::: DATA SECTION :::

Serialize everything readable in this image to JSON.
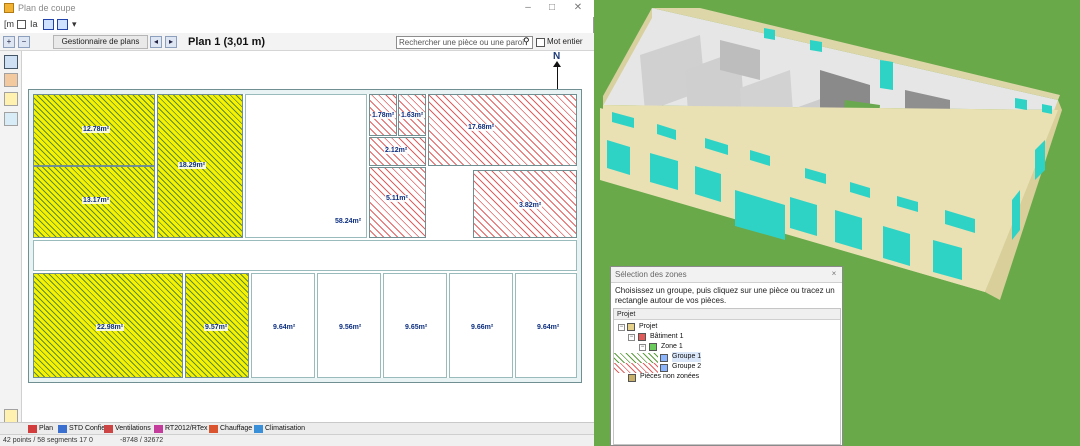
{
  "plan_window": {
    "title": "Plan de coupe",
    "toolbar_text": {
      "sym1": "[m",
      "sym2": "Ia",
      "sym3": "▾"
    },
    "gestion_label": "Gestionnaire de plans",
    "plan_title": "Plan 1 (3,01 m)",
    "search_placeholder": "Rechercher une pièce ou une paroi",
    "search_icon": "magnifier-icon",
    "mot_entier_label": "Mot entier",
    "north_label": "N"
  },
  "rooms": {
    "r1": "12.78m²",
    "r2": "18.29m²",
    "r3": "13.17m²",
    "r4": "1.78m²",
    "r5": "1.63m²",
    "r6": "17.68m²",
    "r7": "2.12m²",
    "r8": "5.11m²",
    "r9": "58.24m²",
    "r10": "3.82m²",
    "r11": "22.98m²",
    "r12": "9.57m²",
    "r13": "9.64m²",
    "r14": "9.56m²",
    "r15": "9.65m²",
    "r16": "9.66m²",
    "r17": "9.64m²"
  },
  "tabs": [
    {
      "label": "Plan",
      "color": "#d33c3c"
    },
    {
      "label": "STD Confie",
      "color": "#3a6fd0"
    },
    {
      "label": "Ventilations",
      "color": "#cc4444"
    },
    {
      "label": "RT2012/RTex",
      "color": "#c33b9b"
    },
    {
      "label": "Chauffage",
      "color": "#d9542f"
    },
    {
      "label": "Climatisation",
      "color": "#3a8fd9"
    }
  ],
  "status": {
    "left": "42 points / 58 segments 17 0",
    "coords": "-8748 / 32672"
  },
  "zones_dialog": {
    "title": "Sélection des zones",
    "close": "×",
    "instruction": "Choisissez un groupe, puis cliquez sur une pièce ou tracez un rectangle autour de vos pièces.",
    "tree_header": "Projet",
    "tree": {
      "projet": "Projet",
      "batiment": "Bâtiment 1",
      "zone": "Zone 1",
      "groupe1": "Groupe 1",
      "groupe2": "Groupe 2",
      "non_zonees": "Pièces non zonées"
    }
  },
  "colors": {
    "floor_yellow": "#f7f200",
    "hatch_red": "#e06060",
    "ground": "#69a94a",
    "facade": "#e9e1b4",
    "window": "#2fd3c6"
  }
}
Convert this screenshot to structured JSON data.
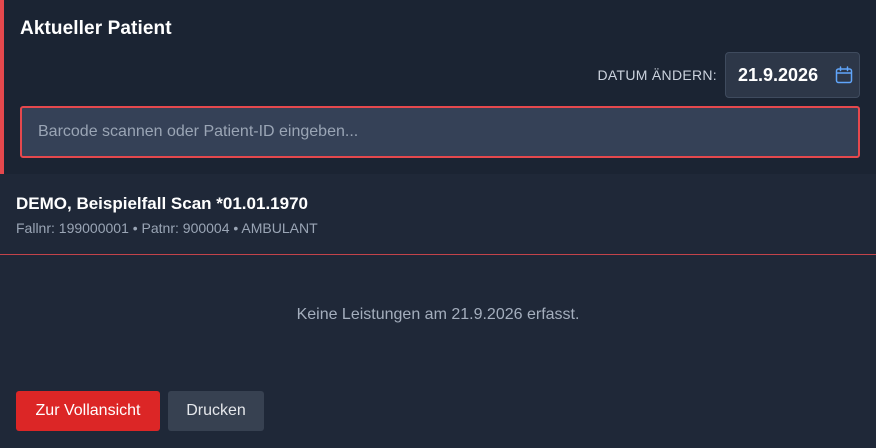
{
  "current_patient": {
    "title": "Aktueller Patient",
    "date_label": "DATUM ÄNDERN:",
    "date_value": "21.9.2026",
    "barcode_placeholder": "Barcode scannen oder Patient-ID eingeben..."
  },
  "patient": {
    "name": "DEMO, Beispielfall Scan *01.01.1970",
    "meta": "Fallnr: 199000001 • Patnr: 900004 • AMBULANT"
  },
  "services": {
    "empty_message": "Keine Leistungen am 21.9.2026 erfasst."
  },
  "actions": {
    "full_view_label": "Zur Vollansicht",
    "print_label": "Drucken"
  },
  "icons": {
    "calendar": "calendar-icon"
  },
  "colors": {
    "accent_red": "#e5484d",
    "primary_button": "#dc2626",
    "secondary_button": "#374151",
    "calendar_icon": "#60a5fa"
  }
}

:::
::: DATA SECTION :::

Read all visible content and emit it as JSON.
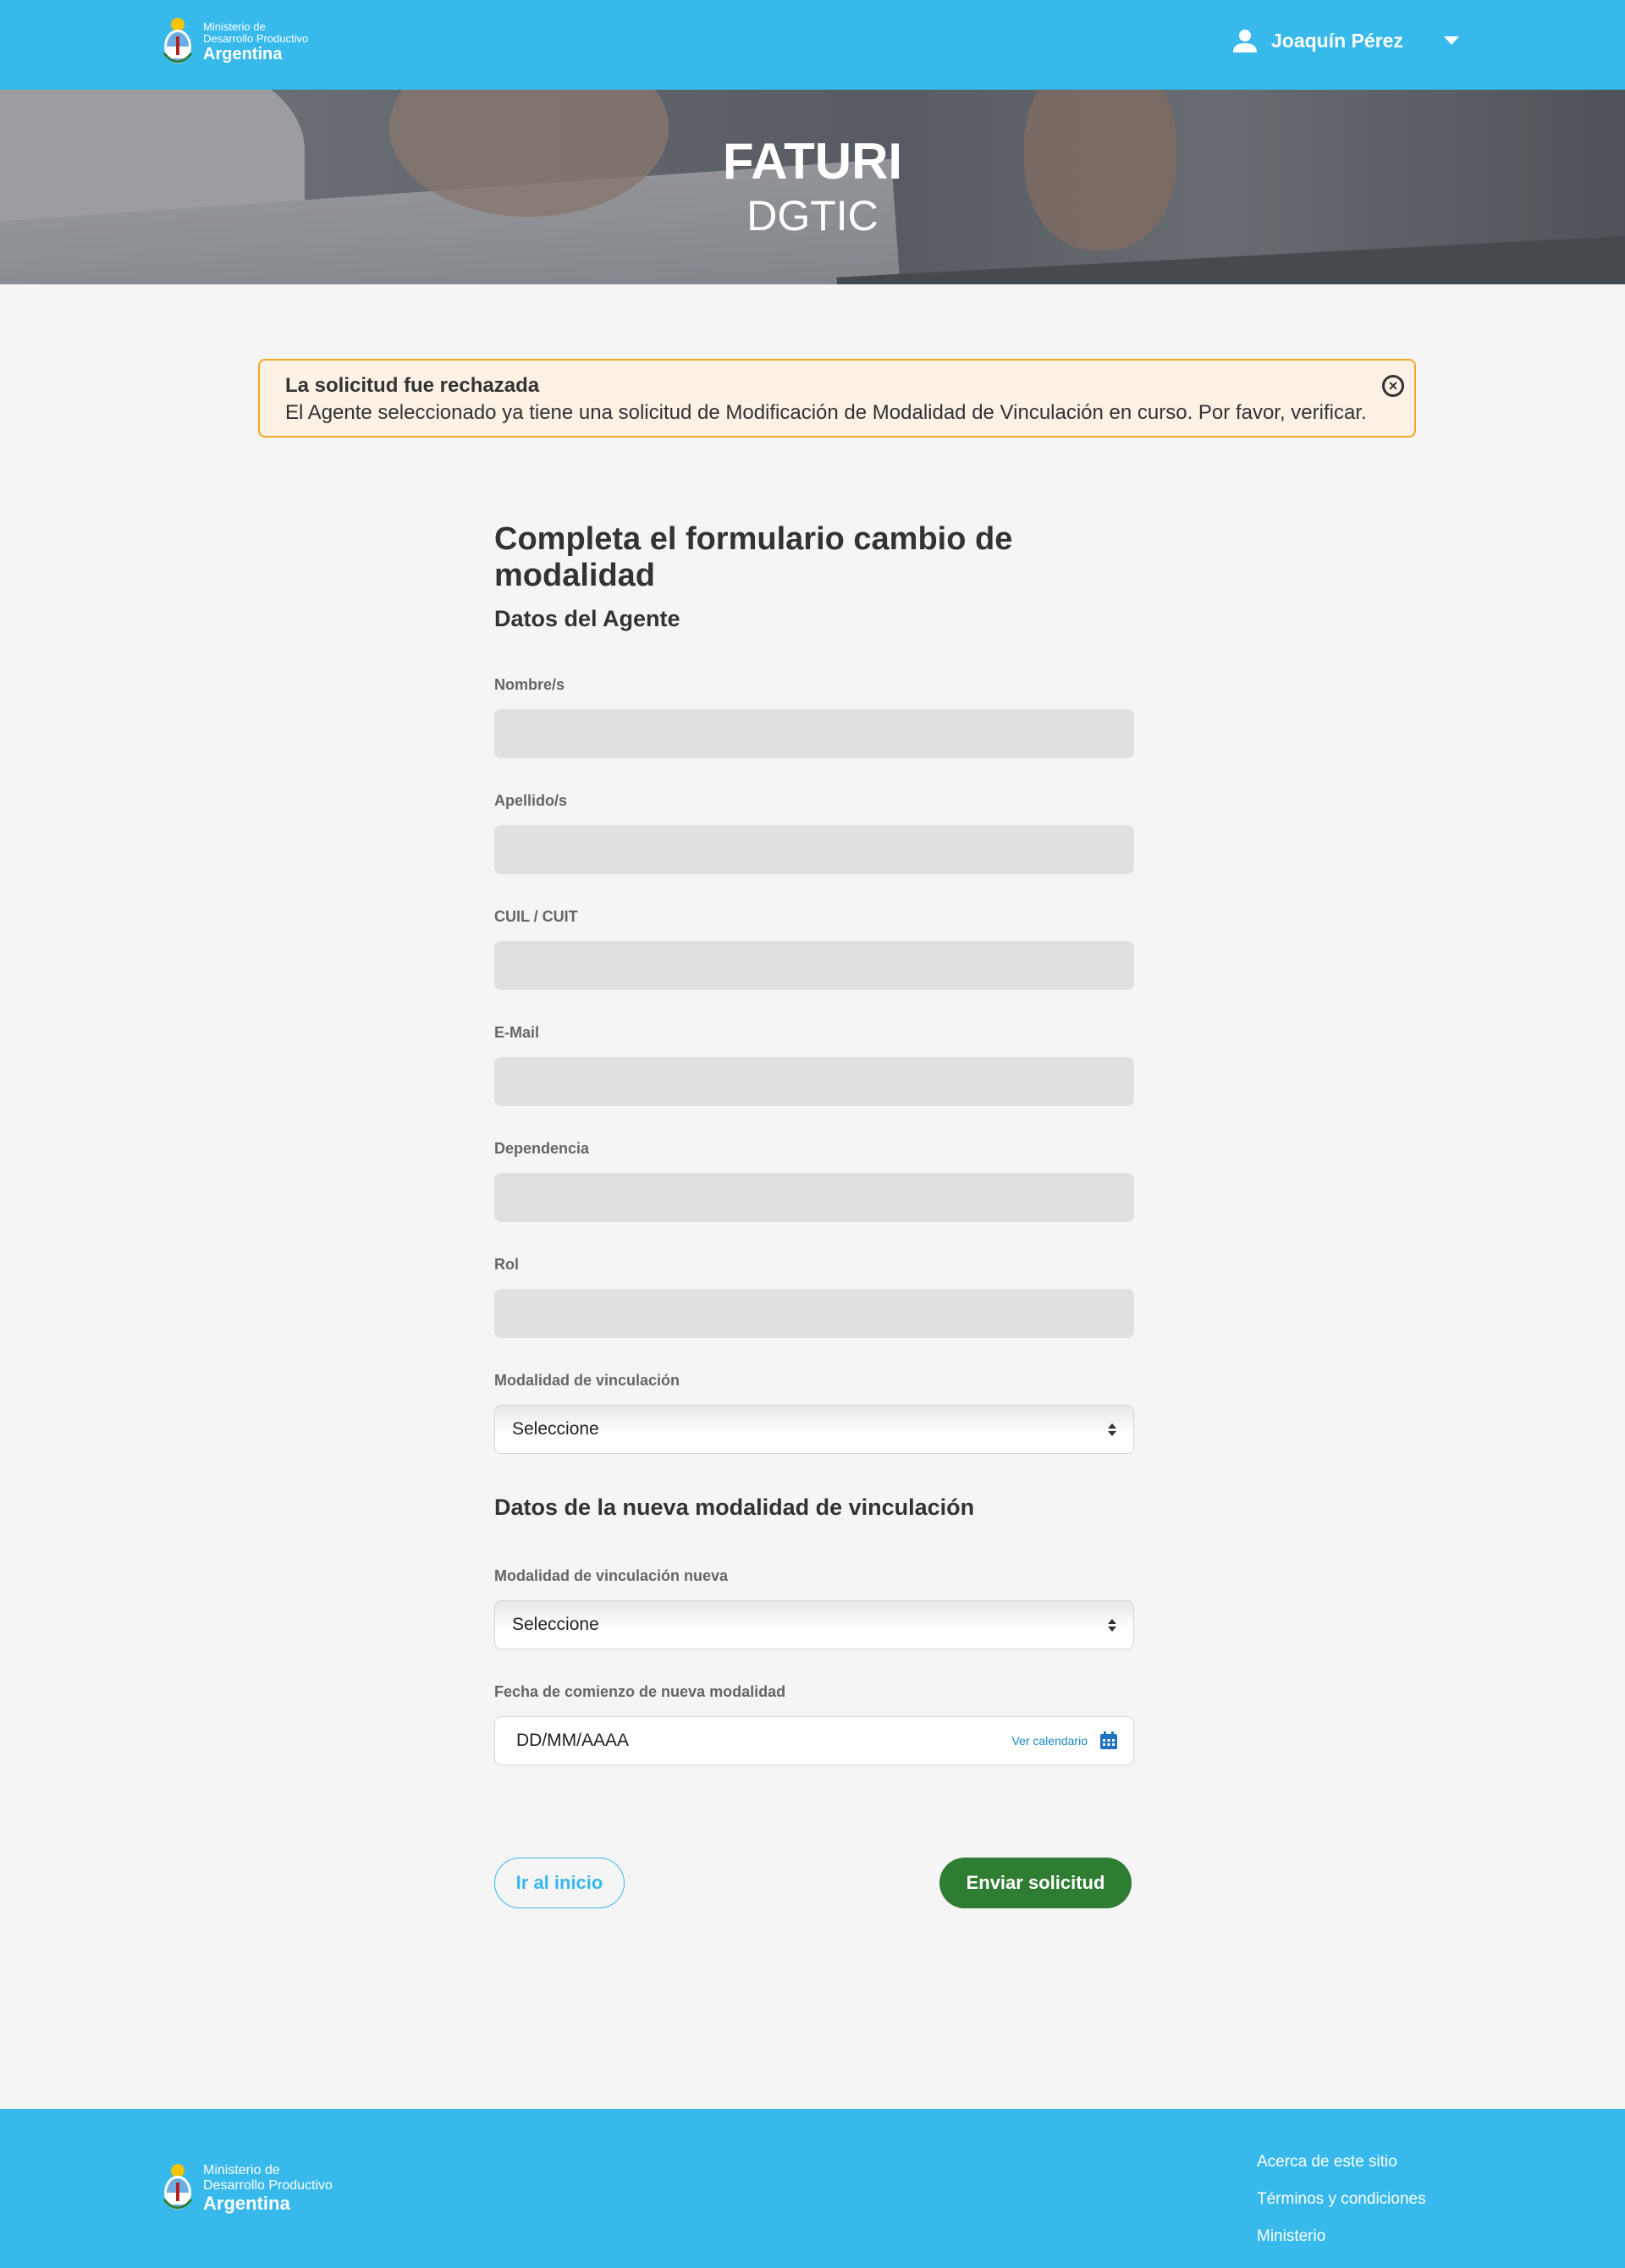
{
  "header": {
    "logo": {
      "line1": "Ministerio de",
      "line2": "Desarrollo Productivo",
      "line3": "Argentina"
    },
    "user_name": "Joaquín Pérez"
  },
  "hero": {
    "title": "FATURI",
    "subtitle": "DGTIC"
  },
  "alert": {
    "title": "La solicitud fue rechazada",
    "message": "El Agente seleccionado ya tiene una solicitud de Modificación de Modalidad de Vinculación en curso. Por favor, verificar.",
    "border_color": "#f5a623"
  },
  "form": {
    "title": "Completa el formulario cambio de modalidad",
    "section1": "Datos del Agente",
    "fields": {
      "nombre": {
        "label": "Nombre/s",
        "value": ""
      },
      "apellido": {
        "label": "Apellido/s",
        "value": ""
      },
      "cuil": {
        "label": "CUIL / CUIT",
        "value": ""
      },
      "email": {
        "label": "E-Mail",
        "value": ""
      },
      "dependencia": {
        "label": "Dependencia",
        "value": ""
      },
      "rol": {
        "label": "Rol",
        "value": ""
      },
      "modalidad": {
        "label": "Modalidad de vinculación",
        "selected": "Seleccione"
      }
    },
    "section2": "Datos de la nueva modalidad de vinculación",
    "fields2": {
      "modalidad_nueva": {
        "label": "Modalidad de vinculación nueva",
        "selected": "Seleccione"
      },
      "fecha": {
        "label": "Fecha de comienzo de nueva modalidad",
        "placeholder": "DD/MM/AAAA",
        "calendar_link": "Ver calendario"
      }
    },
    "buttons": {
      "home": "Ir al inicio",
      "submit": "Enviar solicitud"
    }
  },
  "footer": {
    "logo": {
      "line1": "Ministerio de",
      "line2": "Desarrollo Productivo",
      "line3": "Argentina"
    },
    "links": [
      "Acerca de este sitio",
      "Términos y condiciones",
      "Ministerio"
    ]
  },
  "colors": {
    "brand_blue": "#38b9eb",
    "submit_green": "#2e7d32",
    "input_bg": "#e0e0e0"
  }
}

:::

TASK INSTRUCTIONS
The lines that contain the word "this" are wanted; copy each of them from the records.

ANSWER SPACE
Serialize everything readable in this image to JSON.
Convert this screenshot to structured JSON data.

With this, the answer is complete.